**WORK TO BE COMPLETED:**
Without the images, reproduce each line of the material exactly.

------------------------

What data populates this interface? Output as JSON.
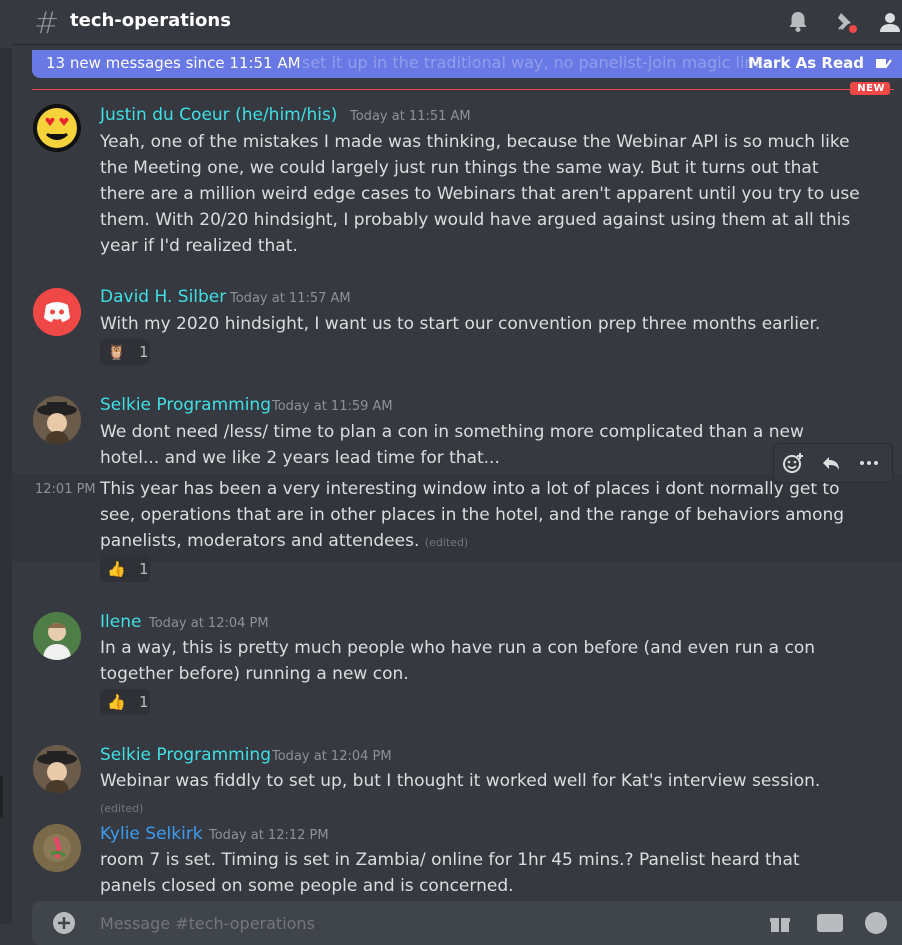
{
  "channel": {
    "name": "tech-operations",
    "hash_icon": "#"
  },
  "notification_bar": {
    "text": "13 new messages since 11:51 AM",
    "ghost_text": "set it up in the traditional way, no panelist-join magic links",
    "mark_read_label": "Mark As Read"
  },
  "new_badge": "NEW",
  "messages": [
    {
      "author": "Justin du Coeur (he/him/his)",
      "timestamp": "Today at 11:51 AM",
      "text": "Yeah, one of the mistakes I made was thinking, because the Webinar API is so much like the Meeting one, we could largely just run things the same way.  But it turns out that there are a million weird edge cases to Webinars that aren't apparent until you try to use them.  With 20/20 hindsight, I probably would have argued against using them at all this year if I'd realized that."
    },
    {
      "author": "David H. Silber",
      "timestamp": "Today at 11:57 AM",
      "text": "With my 2020 hindsight, I want us to start our convention prep three months earlier.",
      "reaction": {
        "emoji": "🦉",
        "count": "1"
      }
    },
    {
      "author": "Selkie Programming",
      "timestamp": "Today at 11:59 AM",
      "text": "We dont need /less/ time to plan a con in something more complicated than a new hotel... and we like 2 years lead time for that..."
    },
    {
      "side_timestamp": "12:01 PM",
      "text": "This year has been a very interesting window into a lot of places i dont normally get to see, operations that are in other places in the hotel, and the range of behaviors among panelists, moderators and attendees.",
      "edited": "(edited)",
      "reaction": {
        "emoji": "👍",
        "count": "1"
      }
    },
    {
      "author": "Ilene",
      "timestamp": "Today at 12:04 PM",
      "text": "In a way, this is pretty much people who have run a con before (and even run a con together before) running a new con.",
      "reaction": {
        "emoji": "👍",
        "count": "1"
      }
    },
    {
      "author": "Selkie Programming",
      "timestamp": "Today at 12:04 PM",
      "text": "Webinar was fiddly to set up, but I thought it worked well for Kat's interview session.",
      "edited": "(edited)"
    },
    {
      "author": "Kylie Selkirk",
      "timestamp": "Today at 12:12 PM",
      "text": "room 7 is set. Timing is set in Zambia/ online for 1hr 45 mins.? Panelist heard that panels closed on some people and is concerned."
    }
  ],
  "input": {
    "placeholder": "Message #tech-operations"
  },
  "colors": {
    "background": "#36393f",
    "username_cyan": "#3ee0e6",
    "username_blue": "#3c9cf2",
    "notification_bar": "#6878e4",
    "new_line": "#f04747"
  },
  "icons": [
    "bell-icon",
    "pin-icon",
    "members-icon",
    "mark-read-icon",
    "add-reaction-icon",
    "reply-icon",
    "more-icon",
    "attach-icon",
    "gift-icon",
    "gif-icon",
    "emoji-icon"
  ]
}
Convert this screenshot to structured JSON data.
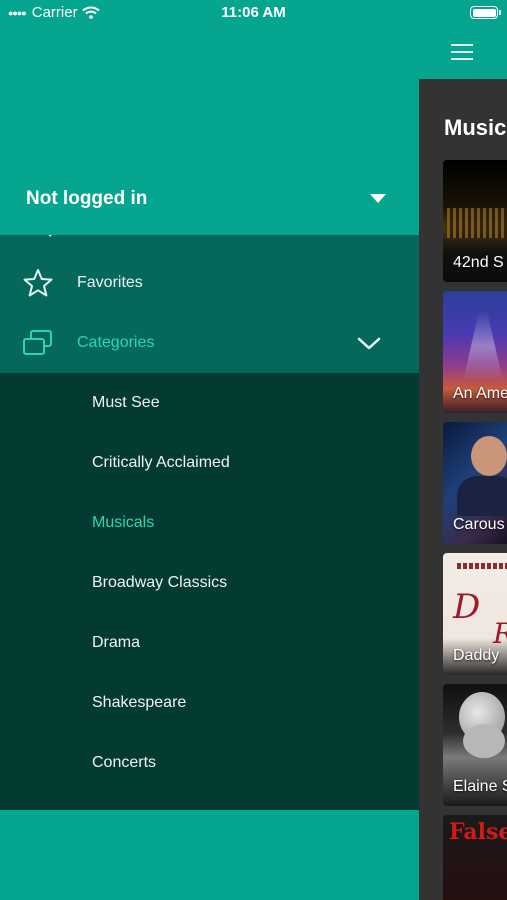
{
  "status_bar": {
    "carrier": "Carrier",
    "time": "11:06 AM"
  },
  "drawer": {
    "user_label": "Not logged in",
    "menu": {
      "favorites": "Favorites",
      "categories": "Categories"
    },
    "categories": [
      "Must See",
      "Critically Acclaimed",
      "Musicals",
      "Broadway Classics",
      "Drama",
      "Shakespeare",
      "Concerts"
    ],
    "active_category": "Musicals"
  },
  "content": {
    "title": "Musica",
    "cards": [
      {
        "label": "42nd S"
      },
      {
        "label": "An Ame"
      },
      {
        "label": "Carous"
      },
      {
        "label": "Daddy"
      },
      {
        "label": "Elaine S"
      },
      {
        "label": ""
      }
    ]
  },
  "colors": {
    "teal": "#06a58f",
    "menu_bg": "#04695b",
    "submenu_bg": "#033b33",
    "accent": "#32d3b4",
    "content_bg": "#333333"
  }
}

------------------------

**EXERCISE RESPONSE:**
What data populates this interface? Output as JSON.
{
  "channel": {
    "name": "tech-operations",
    "hash_icon": "#"
  },
  "notification_bar": {
    "text": "13 new messages since 11:51 AM",
    "ghost_text": "set it up in the traditional way, no panelist-join magic links",
    "mark_read_label": "Mark As Read"
  },
  "new_badge": "NEW",
  "messages": [
    {
      "author": "Justin du Coeur (he/him/his)",
      "timestamp": "Today at 11:51 AM",
      "text": "Yeah, one of the mistakes I made was thinking, because the Webinar API is so much like the Meeting one, we could largely just run things the same way.  But it turns out that there are a million weird edge cases to Webinars that aren't apparent until you try to use them.  With 20/20 hindsight, I probably would have argued against using them at all this year if I'd realized that."
    },
    {
      "author": "David H. Silber",
      "timestamp": "Today at 11:57 AM",
      "text": "With my 2020 hindsight, I want us to start our convention prep three months earlier.",
      "reaction": {
        "emoji": "🦉",
        "count": "1"
      }
    },
    {
      "author": "Selkie Programming",
      "timestamp": "Today at 11:59 AM",
      "text": "We dont need /less/ time to plan a con in something more complicated than a new hotel... and we like 2 years lead time for that..."
    },
    {
      "side_timestamp": "12:01 PM",
      "text": "This year has been a very interesting window into a lot of places i dont normally get to see, operations that are in other places in the hotel, and the range of behaviors among panelists, moderators and attendees.",
      "edited": "(edited)",
      "reaction": {
        "emoji": "👍",
        "count": "1"
      }
    },
    {
      "author": "Ilene",
      "timestamp": "Today at 12:04 PM",
      "text": "In a way, this is pretty much people who have run a con before (and even run a con together before) running a new con.",
      "reaction": {
        "emoji": "👍",
        "count": "1"
      }
    },
    {
      "author": "Selkie Programming",
      "timestamp": "Today at 12:04 PM",
      "text": "Webinar was fiddly to set up, but I thought it worked well for Kat's interview session.",
      "edited": "(edited)"
    },
    {
      "author": "Kylie Selkirk",
      "timestamp": "Today at 12:12 PM",
      "text": "room 7 is set. Timing is set in Zambia/ online for 1hr 45 mins.? Panelist heard that panels closed on some people and is concerned."
    }
  ],
  "input": {
    "placeholder": "Message #tech-operations"
  },
  "colors": {
    "background": "#36393f",
    "username_cyan": "#3ee0e6",
    "username_blue": "#3c9cf2",
    "notification_bar": "#6878e4",
    "new_line": "#f04747"
  },
  "icons": [
    "bell-icon",
    "pin-icon",
    "members-icon",
    "mark-read-icon",
    "add-reaction-icon",
    "reply-icon",
    "more-icon",
    "attach-icon",
    "gift-icon",
    "gif-icon",
    "emoji-icon"
  ]
}
Convert this screenshot to structured JSON data.
{
  "status_bar": {
    "carrier": "Carrier",
    "time": "11:06 AM"
  },
  "drawer": {
    "user_label": "Not logged in",
    "menu": {
      "favorites": "Favorites",
      "categories": "Categories"
    },
    "categories": [
      "Must See",
      "Critically Acclaimed",
      "Musicals",
      "Broadway Classics",
      "Drama",
      "Shakespeare",
      "Concerts"
    ],
    "active_category": "Musicals"
  },
  "content": {
    "title": "Musica",
    "cards": [
      {
        "label": "42nd S"
      },
      {
        "label": "An Ame"
      },
      {
        "label": "Carous"
      },
      {
        "label": "Daddy"
      },
      {
        "label": "Elaine S"
      },
      {
        "label": ""
      }
    ]
  },
  "colors": {
    "teal": "#06a58f",
    "menu_bg": "#04695b",
    "submenu_bg": "#033b33",
    "accent": "#32d3b4",
    "content_bg": "#333333"
  }
}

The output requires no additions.